But even though I’ve been doing the K-Beauty ten-step virtually since birth, I consider myself to be low-maintenance. I love makeup—on other people; unless I have a big event, I go about my daily life makeup-free. The Met Gala, of course, qualifies as a Very Big Event, and it’s time to step up my routine and try something appropriately adventurous. With just a week to go, I’m less concerned with matching my lipstick to my neon-green embroidered Molly Goddard dress than I am with whether certain colors look good on me. For foundation, I try the MatchCo app, tap, tap, tapping my way through the camera phone prompts on my wrist, forehead, and cheeks as an algorithm works to calibrate my precise skin tone. Can tech give the fashion industry a sustainability makeover? - live chat | Guardian Sustainable Business. Technology is revolutionising the way we use and relate to clothes. Last year, Google and Levi’s announced they were partnering on Project Jacquard to develop a fabric that can send commands to your smartphone via gestures like tapping or swiping.
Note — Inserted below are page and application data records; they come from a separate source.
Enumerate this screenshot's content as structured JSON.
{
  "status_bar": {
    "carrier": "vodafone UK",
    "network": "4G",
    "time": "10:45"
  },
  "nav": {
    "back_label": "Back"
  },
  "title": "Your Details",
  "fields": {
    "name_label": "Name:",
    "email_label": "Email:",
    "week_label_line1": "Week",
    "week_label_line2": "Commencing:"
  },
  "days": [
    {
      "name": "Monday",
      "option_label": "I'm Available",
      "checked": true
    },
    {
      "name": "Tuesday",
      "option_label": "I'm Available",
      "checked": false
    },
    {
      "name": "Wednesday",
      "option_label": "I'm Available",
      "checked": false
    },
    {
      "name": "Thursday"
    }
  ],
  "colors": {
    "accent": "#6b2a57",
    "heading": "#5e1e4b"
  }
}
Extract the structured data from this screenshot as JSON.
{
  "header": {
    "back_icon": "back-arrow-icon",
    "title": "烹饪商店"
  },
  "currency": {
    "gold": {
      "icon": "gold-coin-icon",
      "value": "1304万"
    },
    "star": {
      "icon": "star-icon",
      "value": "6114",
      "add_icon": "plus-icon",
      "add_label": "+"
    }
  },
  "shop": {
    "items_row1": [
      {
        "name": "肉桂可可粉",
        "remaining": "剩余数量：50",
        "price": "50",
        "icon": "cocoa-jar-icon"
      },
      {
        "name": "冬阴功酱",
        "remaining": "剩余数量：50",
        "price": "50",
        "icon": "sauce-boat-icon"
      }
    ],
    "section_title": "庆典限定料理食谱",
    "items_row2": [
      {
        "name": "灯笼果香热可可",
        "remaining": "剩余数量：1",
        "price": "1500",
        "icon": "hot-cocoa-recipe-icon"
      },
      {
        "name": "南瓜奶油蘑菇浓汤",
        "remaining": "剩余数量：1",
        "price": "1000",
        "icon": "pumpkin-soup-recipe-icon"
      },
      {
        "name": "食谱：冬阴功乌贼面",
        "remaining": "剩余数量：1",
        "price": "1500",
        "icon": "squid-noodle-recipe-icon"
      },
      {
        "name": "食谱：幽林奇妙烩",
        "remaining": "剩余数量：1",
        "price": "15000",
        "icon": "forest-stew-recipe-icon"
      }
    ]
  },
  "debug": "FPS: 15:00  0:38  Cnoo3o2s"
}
Ralph Lauren already offers a t shirt for a cool $295 (£210) that sends workout data to an iPhone, and Lady Gaga has brought 3D printing to the red carpet. But beyond the super hi-tech, others are working on merging technology and fashion to address environmental concerns. Behind the catwalk supermodels and glossy magazine covers lies a seriously resource-intensive industry with heavy impacts. The fashion industry has been linked to pollution of streams and rivers with hazardous chemicals leaked from factories and is a contributor to bulging landfills. Some companies are already confronting these problems. Other companies are turning their attention to advancing eco-friendly dye technology. Join the discussion Panel Leave a question now. "Technology is going to turn the entire fashion industry inside out"

Fashion and technology: the digital revolution presents the "biggest challenge for fashion brands" according to digital fashion pioneer Francis Bitonti who asks: "How will an industry where value is communicated by exclusivity and craft cope with this new space? " (+ interview) The fashion industry has been slow to adapt to new technologies, says Bitonti, who warned: "Fashion brands are going to have to adapt to this, which is going to mean a shift in core values for many brands.

" The New York-based designer initially trained as an architect but has recently focussed on applying advanced manufacturing techniques to fashion, jewellery and accessories, including a 3D-printed dress for Dita von Teese and a pair of 3D-printed shoes. "We want to redevelop everything from design methodology to material and form, to distribution and production," he said. Bitonti berated the mainstream fashion industry for not being quicker to embrace technology.

We don't live in a time for concepts and drawings.